In the early 1990s, as a medical student in a large Scottish teaching hospital, I asked a patient, " What is your occupation? ” I was cautioned by the teaching consultant to treat every patient the same way: to ask a patient's occupation was risking a prejudicial approach to the practice of medicine.
How different the Italian father of occupational medicine, Bernardino Ramazzini (1633-1714) who advised:
‘ When you come to a patient’s house, you should ask him what sort of pains he has, what caused them, how many days he has been ill, whether the bowels are working and what sort of food he eats. So says Hippocrates in his work Affections. I may venture to add one more question: what occupation does he follow? ’
[ De Morbis Artificum Diatriba ‘Diseases of Workers’, 1700 ]
It was after attending the Glasgow diploma in occupational medicine course (DOccMed) ten years later - some fifteen years ago - that I began routinely asking patients my two favourite questions:
“ What is your job? ” and “ Can you describe what you actually do? ”
I believe having the DOccMed has made me a better GP. And being a GP (of the self-employed, independent contractor variety - with employees) has given me experience of the commoner clinical and employment scenarios I’m presented with in occupational medicine. Our attached medical students from Aberdeen University also get a taster of what it's like to have a portfolio career.
The DOccMed has opened up a number of avenues beyond routine NHS work, which makes my professional life as a doctor varied and more interesting. I've been an Approved Doctor with the Maritime and Coastguard Agency for ten years, doing health surveillance medicals for merchant seafarers.
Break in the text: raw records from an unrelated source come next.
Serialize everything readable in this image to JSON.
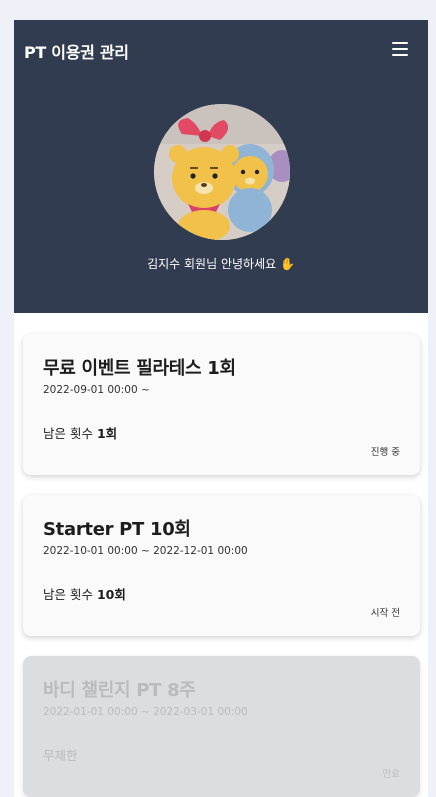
{
  "header": {
    "title": "PT 이용권 관리",
    "menu_icon": "hamburger-menu-icon",
    "background": "#323c50"
  },
  "profile": {
    "avatar_alt": "profile-photo-plush-toys",
    "greeting": "김지수 회원님 안녕하세요 ✋"
  },
  "tickets": [
    {
      "title": "무료 이벤트 필라테스 1회",
      "period": "2022-09-01 00:00 ~",
      "remaining_label": "남은 횟수",
      "remaining_value": "1회",
      "status": "진행 중"
    },
    {
      "title": "Starter PT 10회",
      "period": "2022-10-01 00:00 ~ 2022-12-01 00:00",
      "remaining_label": "남은 횟수",
      "remaining_value": "10회",
      "status": "시작 전"
    },
    {
      "title": "바디 챌린지 PT 8주",
      "period": "2022-01-01 00:00 ~ 2022-03-01 00:00",
      "remaining_label": "무제한",
      "remaining_value": "",
      "status": "만료"
    }
  ]
}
I also provide independent medical assessments for the motor car repairs industry, and Hand-Arm Vibration Syndrome (HAVS) assessments - mainly for workers in the electric power sector, and also for whisky distillery workers. I work two half days in occupational medicine per week - as does another GP in my practice. The fees companies typically pay are reasonable, and enough to keep other GPs in the partnership sweet.
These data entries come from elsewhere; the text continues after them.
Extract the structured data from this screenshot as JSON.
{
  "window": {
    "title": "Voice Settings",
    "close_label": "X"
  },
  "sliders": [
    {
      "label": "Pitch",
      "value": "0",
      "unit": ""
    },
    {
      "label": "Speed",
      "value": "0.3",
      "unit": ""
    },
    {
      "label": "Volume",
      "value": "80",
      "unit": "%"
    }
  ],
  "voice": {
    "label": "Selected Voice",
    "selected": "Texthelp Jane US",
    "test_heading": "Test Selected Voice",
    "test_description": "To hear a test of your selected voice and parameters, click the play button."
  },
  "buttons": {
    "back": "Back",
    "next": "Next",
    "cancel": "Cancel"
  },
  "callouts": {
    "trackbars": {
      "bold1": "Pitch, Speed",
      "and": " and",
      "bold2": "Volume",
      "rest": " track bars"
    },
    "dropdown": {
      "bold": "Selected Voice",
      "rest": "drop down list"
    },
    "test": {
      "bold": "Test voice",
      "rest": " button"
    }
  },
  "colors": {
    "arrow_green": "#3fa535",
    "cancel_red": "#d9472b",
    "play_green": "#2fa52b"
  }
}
In the past, I did routine medicals for off-shore oil and gas workers; assessed bus and coach drivers; provided pre-employment and sickness absence medicals for a large call centre; was occupational physician to a large Highland estate; and I have seen employees from various National Care Home providers.
Despite the detailed knowledge and breadth of skills required for practising Occupational Medicine, the specialism is sometimes dismissed, by Hospitalists and GPs alike, typically as “ Occy Health ”. Perhaps somewhere you go for your hep B vaccinations? Regardless, I have successfully encouraged two Highland GPs into obtaining the diploma, and another two are currently committed to Faculty of Occupational Medicine approved DOccMed courses this year. I have also advised these GPs to join the Society of Occupational Medicine to support their development through the DOccMed, and beyond. For those of you on Twitter, I’d recommend following the faculty @FOMNews and the society @SOMNews. The respective websites are www.fom.ac.uk and www.som.org.uk .
A final anecdote. In May this year, I witnessed a motivational exchange during the Glasgow Occupational Lead Exposure Surveillance course. A GP introduced herself as " dipping a toe " into occupational health, to which Professor Ewan Macdonald spontaneously replied:
" Welcome to what is undoubtedly the most interesting branch of medicine! "
So says Professor Macdonald. I may venture to add one more encouragement to all GPs:
“ ... and Occupational Health is especially rewarding when combined with your role as a General Practitioner. ”
By Dr Iain Kennedy (GP and Occupational Physician, Inverness)